Can getting angry ever be good for you? Is anger a cause or a symptom of mental illness? Do men get angry more often than women? Does anger always have to be a part of life?
Aristotle is quoted as saying: “Anybody can become angry – that is easy, but to be angry with the right person and to the right degree and at the right time and for the right purpose, and in the right way – that is not within everybody’s power and is not easy.”
And he’s got a point: learning to use your anger effectively and control its ineffective outbursts or uncomfortable suppression is not easy.

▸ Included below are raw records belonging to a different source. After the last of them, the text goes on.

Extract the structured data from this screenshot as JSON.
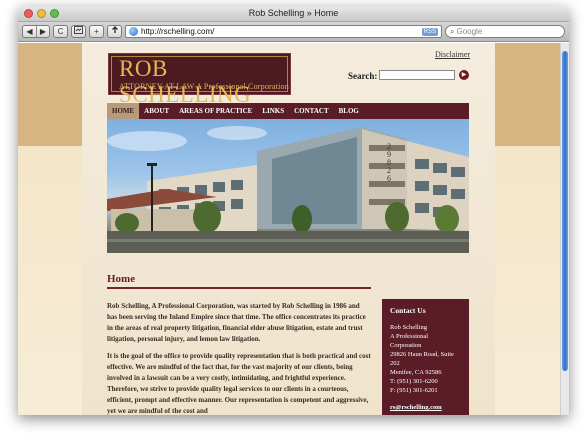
{
  "window": {
    "title": "Rob Schelling » Home"
  },
  "browser": {
    "back": "◀",
    "forward": "▶",
    "reload": "C",
    "addTab": "+",
    "url": "http://rschelling.com/",
    "rss": "RSS",
    "search_placeholder": "Google"
  },
  "site": {
    "logo_name": "ROB SCHELLING",
    "logo_tagline": "ATTORNEY AT LAW  A Professional Corporation",
    "disclaimer": "Disclaimer",
    "search_label": "Search:",
    "nav": [
      {
        "label": "HOME"
      },
      {
        "label": "ABOUT"
      },
      {
        "label": "AREAS OF PRACTICE"
      },
      {
        "label": "LINKS"
      },
      {
        "label": "CONTACT"
      },
      {
        "label": "BLOG"
      }
    ],
    "building_number": "29826",
    "heading": "Home",
    "paragraphs": [
      "Rob Schelling, A Professional Corporation, was started by Rob Schelling in 1986 and has been serving the Inland Empire since that time.  The office concentrates its practice in the areas of real property litigation, financial elder abuse litigation, estate and trust litigation, personal injury, and lemon law litigation.",
      "It is the goal of the office to provide quality representation that is both practical and cost effective.  We are mindful of the fact that, for the vast majority of our clients, being involved in a lawsuit can be a very costly, intimidating, and frightful experience.  Therefore, we strive to provide quality legal services to our clients in a courteous, efficient, prompt and effective manner.  Our representation is competent and aggressive, yet we are mindful of the cost and"
    ],
    "contact": {
      "title": "Contact Us",
      "lines": [
        "Rob Schelling",
        "A Professional",
        "Corporation",
        "29826 Haun Road, Suite 202",
        "Menifee, CA 92586",
        "T: (951) 301-6200",
        "F: (951) 301-6201"
      ],
      "email": "rs@rschelling.com"
    }
  }
}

Moodsurfing has explored the topic of anger, especially unhealthy anger, in a variety of ways and we have seen its strong health effects – both of succumbing to anger and also of learning to control how it is expressed. We have always encouraged people to learn anger management and negotiation skills to reduce aggression and the potential for violence.

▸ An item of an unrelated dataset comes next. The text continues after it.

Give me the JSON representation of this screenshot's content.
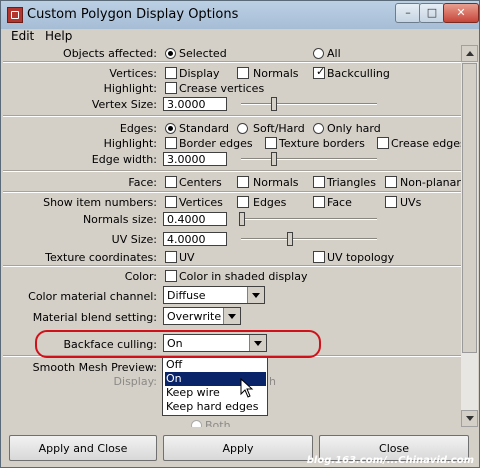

Some studies have shown that anger can, in some circumstances, increase motivation to succeed and goad people to persist longer towards their goals. There is also some evidence that showing anger and stubbornness in settings like business negotiations or job interviews can be viewed favorably, at least in men, although women are thought to more often be viewed unfavorably if showing anger in similar situations.
However, most of us are more familiar with the down sides of anger: explosive rage that drives away the very people who might be able to help us meet our needs; suppressed rage that can turn into depression; chronic hostility that is associated with increased rates of stress and heart disease.
In the brain, anger functions through a complex network of interconnections. When something goes against our expectations or desires, an alarm is triggered in the amygdala, which is responsible for the well-known “fight or flight” response. However, signals are then sent to the prefrontal cortex, which is the area responsible for reasoning and decision making. What is the context? What are we trying to achieve? What is a rational response to this situation? If the prefrontal cortex is stronger, we control our angry response and channel it into productive actions.
There is some evidence that women tend to have stronger and larger prefrontal cortexes than men do, so that although they get just as mad, just as often, they are less likely than men to lash out or use anger towards aggressive responses. Whether this is inborn or a result of early training is, of course, still a source of ongoing controversy.
So how can you learn to use your anger as Aristotle proposes? Maybe it’s “not within everybody’s power” – or maybe it is. We suggest Cognitive Behavior Therapy (CBT) as a strategy that has given a lot of help to a lot of people, teaching them to strengthen their rational responses to “dangerous thoughts” and build more emotionally intelligent foundations to their daily lives.